Smaller fish will feel far more comfortable feeding over brown groundbait so they don’t stand out from predators swimming above. Brown ground baits create a patch releasing scent without the vibrant colour that could deter shy fish. Brown ground baits can work well anytime of year.
Red ground baits are extremely vibrant and bright in the water and give the fish a spot that can look visually appealing. I’d definitely not recommend a bright groundbait on natural venues but they do have a place for commercial fisheries where the water is packed with fish all hungry and competing for food.
Red groundbait tends to work best in the warmer months when the fish are most active and is good for carp and tench.
Green groundbait is a good choice as it is a natural colour that the fish will feel comfortable feeding over. A common ingredient in green groundbait is betain which is added to stimulate fish appetites.
This can also make green groundbait a great colour for targeting commercial carp hoping to encourage the abundance of hungry carp to feed and stay in your swim.
Black ground baits are pretty uncommon but they do provide a few benefits. The main reason for choosing a black groundbait is if you are going to be fishing a natural venue. It creates a black patch on the bottom that fish will feel comfortable feeding over especially in the winter months when the water is clearer and their is less colour.
Mixing groundbait to the correct consistency really is the key and can be challenging for beginner carp anglers with little to no knowledge.
If you groundbait is too wet it will fail to break down effectively so no clouds will be created in the water and the fish will find it difficult to feed on if it is still clumped into a ball.
On the other hand if your groundbait is too dry it can cause it to breaks up mid-flight into the water which will cause it to spread out make it almost completely useless to your fishing efforts.
The best way to explain how to mix the perfect groundbait is to show so have a watch at the video and make sure to follow the steps closely to maximise your chances of catching.
Groundbait can be a great addition to any fishing session but make sure you are choosing the correct one for the job to maximise your chances of catching fish. In simple terms’ groundbait is a mixing of ingredients that is used to attract certain types of coarse fish into your swim giving you the chance to catch them.
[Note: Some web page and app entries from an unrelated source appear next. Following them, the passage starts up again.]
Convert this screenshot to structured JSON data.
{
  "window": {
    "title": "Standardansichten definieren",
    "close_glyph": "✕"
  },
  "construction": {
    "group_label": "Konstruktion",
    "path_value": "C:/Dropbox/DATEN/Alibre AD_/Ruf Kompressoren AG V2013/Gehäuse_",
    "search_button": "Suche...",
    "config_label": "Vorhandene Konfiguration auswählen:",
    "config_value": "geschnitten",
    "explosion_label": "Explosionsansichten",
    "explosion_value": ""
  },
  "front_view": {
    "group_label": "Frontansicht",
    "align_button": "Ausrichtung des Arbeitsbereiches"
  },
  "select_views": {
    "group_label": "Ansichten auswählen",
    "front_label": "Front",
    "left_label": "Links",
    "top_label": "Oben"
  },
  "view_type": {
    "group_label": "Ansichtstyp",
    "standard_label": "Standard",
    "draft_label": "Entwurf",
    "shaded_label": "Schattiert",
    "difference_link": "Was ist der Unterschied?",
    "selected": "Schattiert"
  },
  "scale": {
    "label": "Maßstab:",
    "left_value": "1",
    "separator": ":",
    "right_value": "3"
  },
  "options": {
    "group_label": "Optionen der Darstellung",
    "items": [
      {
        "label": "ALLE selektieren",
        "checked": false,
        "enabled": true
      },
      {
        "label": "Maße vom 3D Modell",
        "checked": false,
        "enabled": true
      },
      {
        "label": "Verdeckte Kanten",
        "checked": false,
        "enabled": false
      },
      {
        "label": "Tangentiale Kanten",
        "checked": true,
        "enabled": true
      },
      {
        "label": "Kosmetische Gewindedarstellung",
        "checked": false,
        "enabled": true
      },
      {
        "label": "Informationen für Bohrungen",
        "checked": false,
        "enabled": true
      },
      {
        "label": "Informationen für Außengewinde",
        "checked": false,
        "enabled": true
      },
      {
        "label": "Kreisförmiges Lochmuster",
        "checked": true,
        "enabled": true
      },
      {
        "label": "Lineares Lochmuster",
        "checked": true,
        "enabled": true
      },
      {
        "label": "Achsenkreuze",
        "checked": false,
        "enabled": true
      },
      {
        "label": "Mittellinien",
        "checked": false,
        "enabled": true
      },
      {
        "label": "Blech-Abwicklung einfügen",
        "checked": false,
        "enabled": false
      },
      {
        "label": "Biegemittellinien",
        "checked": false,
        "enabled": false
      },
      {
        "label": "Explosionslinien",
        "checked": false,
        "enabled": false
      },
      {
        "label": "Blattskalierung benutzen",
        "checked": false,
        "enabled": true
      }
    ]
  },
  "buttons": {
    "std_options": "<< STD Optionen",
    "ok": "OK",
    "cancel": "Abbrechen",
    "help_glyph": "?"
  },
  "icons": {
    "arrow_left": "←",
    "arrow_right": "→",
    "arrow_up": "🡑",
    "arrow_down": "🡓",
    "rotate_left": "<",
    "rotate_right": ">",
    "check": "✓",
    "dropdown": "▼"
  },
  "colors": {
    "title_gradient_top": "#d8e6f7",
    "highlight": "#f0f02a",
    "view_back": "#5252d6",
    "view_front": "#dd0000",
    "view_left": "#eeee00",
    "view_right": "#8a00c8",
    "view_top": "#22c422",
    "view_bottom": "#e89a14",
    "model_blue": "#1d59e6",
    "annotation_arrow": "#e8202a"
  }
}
All ground baits will tell you on the bag what type of fishing they are best used for so really you can’t go wrong but its good to have a little understanding behind why you are using them so I hope this post was beneficial.